The Supreme Court on Wednesday set aside the July 27, 2006 order of the Bombay High Court that had directed the Government to dispense with the requirement of censor board certificate for screening of films for the Award.
A Bench of Justice Tarun Chatterji and Justice RV Raveendran upheld the Centre’s stand that films made by independent filmmakers must get certificates from the Censor Board of Film Certification.
On a petition filed by noted film maker Anand Patwardhan and two others, the High Court had struck down as discriminatory the Government regulation that exempted only Doordarshan and Film and Television Institute of India films from the requirement of prior censor board clearance.
Petitioners - Patwardhan, Gaurav Ashvin Jani and Simantiini Dhuruv - had contended that not giving the exemption from censor board certificate to the works of independent filmmakers was arbitrary and against their fundamental right to equality and freedom of speech and expression guaranteed under the Constitution.
The Centre chose not to announce the awards and instead challenged the High Court order in the apex court that stayed the High Court verdict in December last year.
The Centre submitted that if films were allowed to participate in the Awards without censorship certificate, there was likelihood of a substantial difference in the film screened and awarded and the certified version of the same available for public viewing.
Reacting to the verdict, Patwardhan told Hindustan Times that "it is a retrograde verdict putting powers in the hands of the bureaucrats who are known to be prone to pressure from the political party in power."
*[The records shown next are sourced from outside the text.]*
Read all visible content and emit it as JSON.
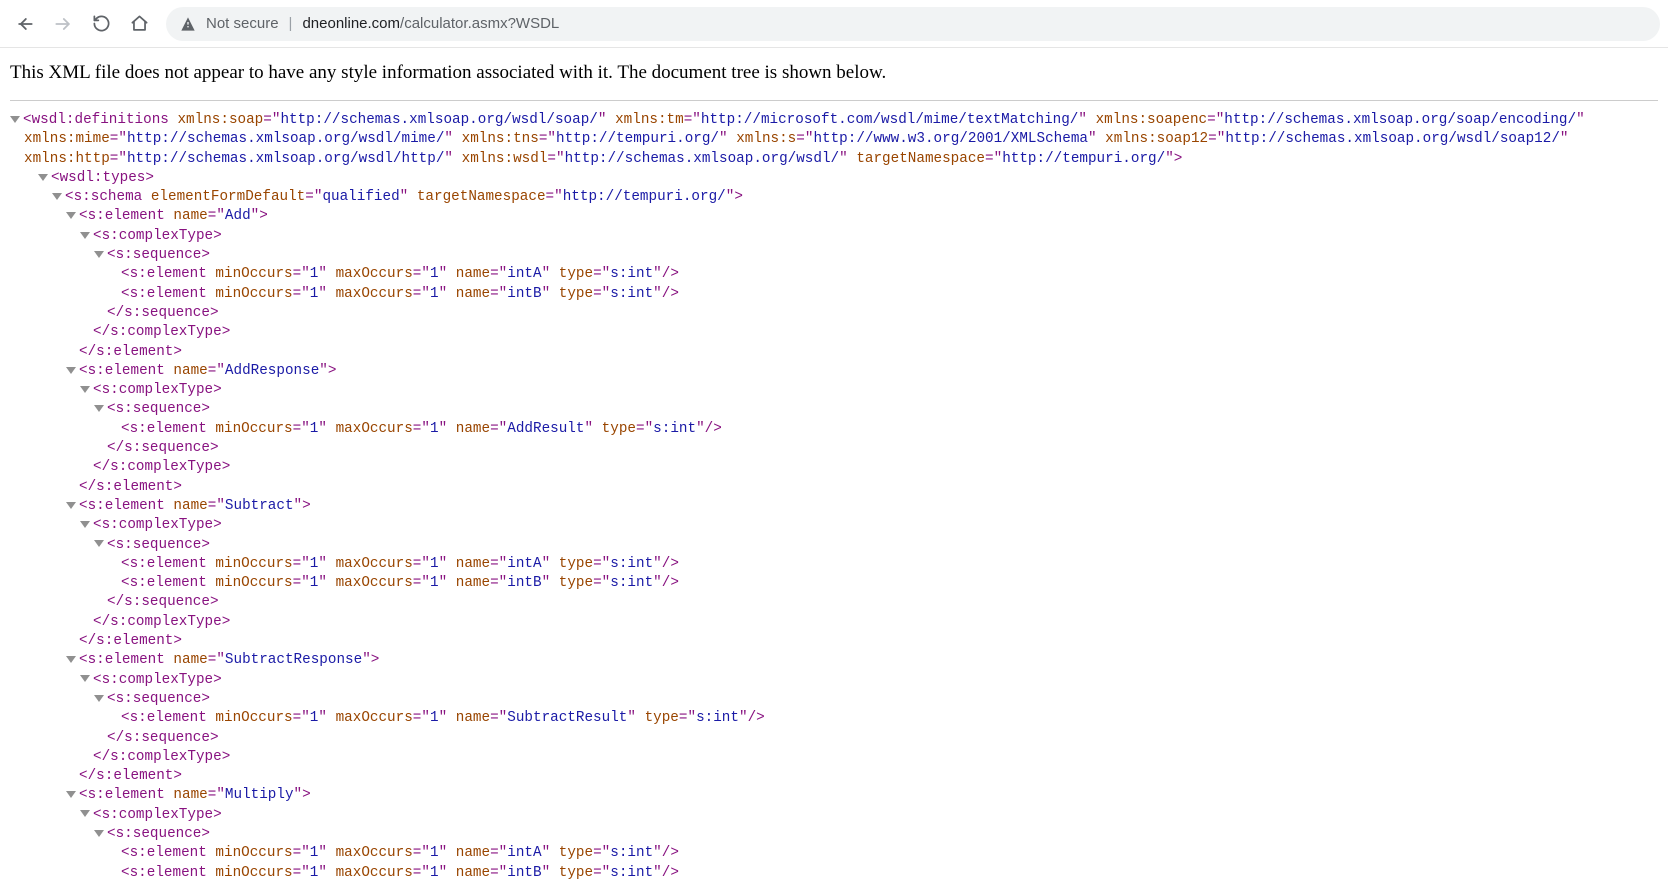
{
  "toolbar": {
    "security_label": "Not secure",
    "url_host": "dneonline.com",
    "url_path": "/calculator.asmx?WSDL"
  },
  "banner": "This XML file does not appear to have any style information associated with it. The document tree is shown below.",
  "xml": {
    "definitions": {
      "tag": "wsdl:definitions",
      "attrs": {
        "xmlns:soap": "http://schemas.xmlsoap.org/wsdl/soap/",
        "xmlns:tm": "http://microsoft.com/wsdl/mime/textMatching/",
        "xmlns:soapenc": "http://schemas.xmlsoap.org/soap/encoding/",
        "xmlns:mime": "http://schemas.xmlsoap.org/wsdl/mime/",
        "xmlns:tns": "http://tempuri.org/",
        "xmlns:s": "http://www.w3.org/2001/XMLSchema",
        "xmlns:soap12": "http://schemas.xmlsoap.org/wsdl/soap12/",
        "xmlns:http": "http://schemas.xmlsoap.org/wsdl/http/",
        "xmlns:wsdl": "http://schemas.xmlsoap.org/wsdl/",
        "targetNamespace": "http://tempuri.org/"
      }
    },
    "types_tag": "wsdl:types",
    "schema": {
      "tag": "s:schema",
      "elementFormDefault": "qualified",
      "targetNamespace": "http://tempuri.org/"
    },
    "complexType_tag": "s:complexType",
    "sequence_tag": "s:sequence",
    "element_tag": "s:element",
    "close_sequence": "</s:sequence>",
    "close_complexType": "</s:complexType>",
    "close_element": "</s:element>",
    "elements": [
      {
        "name": "Add",
        "children": [
          {
            "minOccurs": "1",
            "maxOccurs": "1",
            "name": "intA",
            "type": "s:int"
          },
          {
            "minOccurs": "1",
            "maxOccurs": "1",
            "name": "intB",
            "type": "s:int"
          }
        ]
      },
      {
        "name": "AddResponse",
        "children": [
          {
            "minOccurs": "1",
            "maxOccurs": "1",
            "name": "AddResult",
            "type": "s:int"
          }
        ]
      },
      {
        "name": "Subtract",
        "children": [
          {
            "minOccurs": "1",
            "maxOccurs": "1",
            "name": "intA",
            "type": "s:int"
          },
          {
            "minOccurs": "1",
            "maxOccurs": "1",
            "name": "intB",
            "type": "s:int"
          }
        ]
      },
      {
        "name": "SubtractResponse",
        "children": [
          {
            "minOccurs": "1",
            "maxOccurs": "1",
            "name": "SubtractResult",
            "type": "s:int"
          }
        ]
      },
      {
        "name": "Multiply",
        "children": [
          {
            "minOccurs": "1",
            "maxOccurs": "1",
            "name": "intA",
            "type": "s:int"
          },
          {
            "minOccurs": "1",
            "maxOccurs": "1",
            "name": "intB",
            "type": "s:int"
          }
        ]
      }
    ]
  }
}
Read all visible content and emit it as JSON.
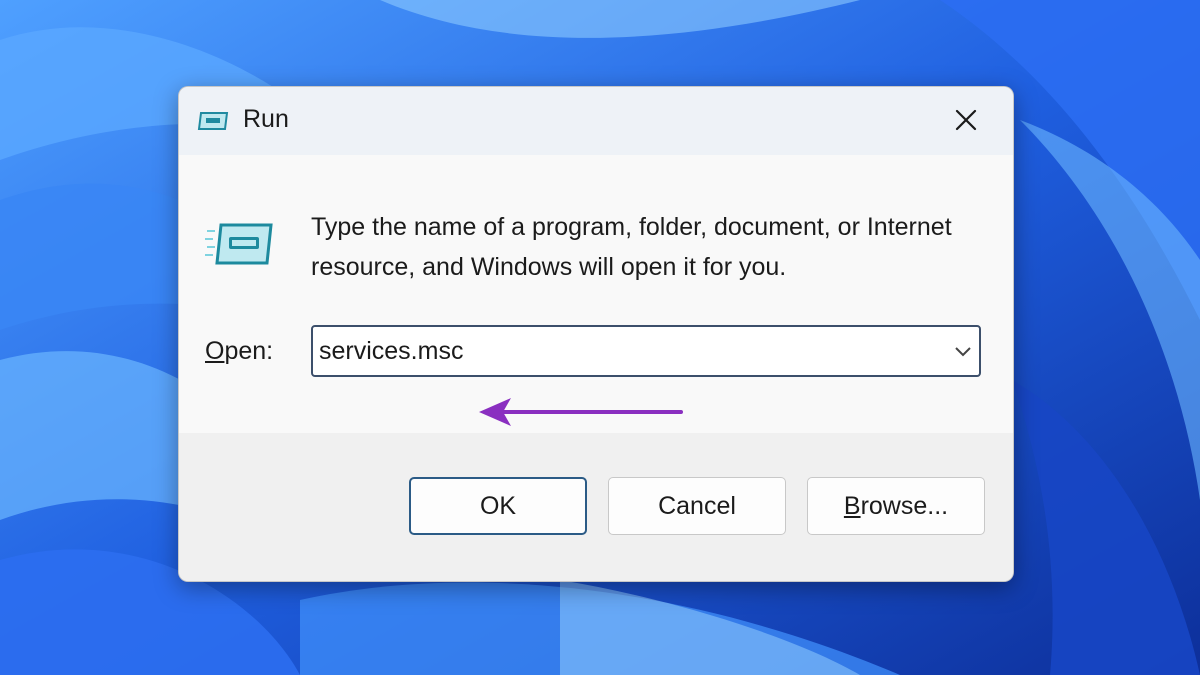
{
  "window": {
    "title": "Run",
    "close_icon": "close-icon",
    "app_icon": "run-app-icon"
  },
  "content": {
    "description": "Type the name of a program, folder, document, or Internet resource, and Windows will open it for you.",
    "open_label_mnemonic": "O",
    "open_label_rest": "pen:",
    "open_value": "services.msc",
    "annotation": "purple-arrow-pointing-at-input"
  },
  "buttons": {
    "ok": "OK",
    "cancel": "Cancel",
    "browse_mnemonic": "B",
    "browse_rest": "rowse..."
  },
  "colors": {
    "accent_border": "#2b5b86",
    "annotation_arrow": "#8a2fc0",
    "wallpaper": "#1d57d8"
  }
}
Maintaining that awards were meant to recognise the creativity of an artist, he said “in fact now the awards should go to the censor board as the original work of an artist would not be allowed to be screened before the jury."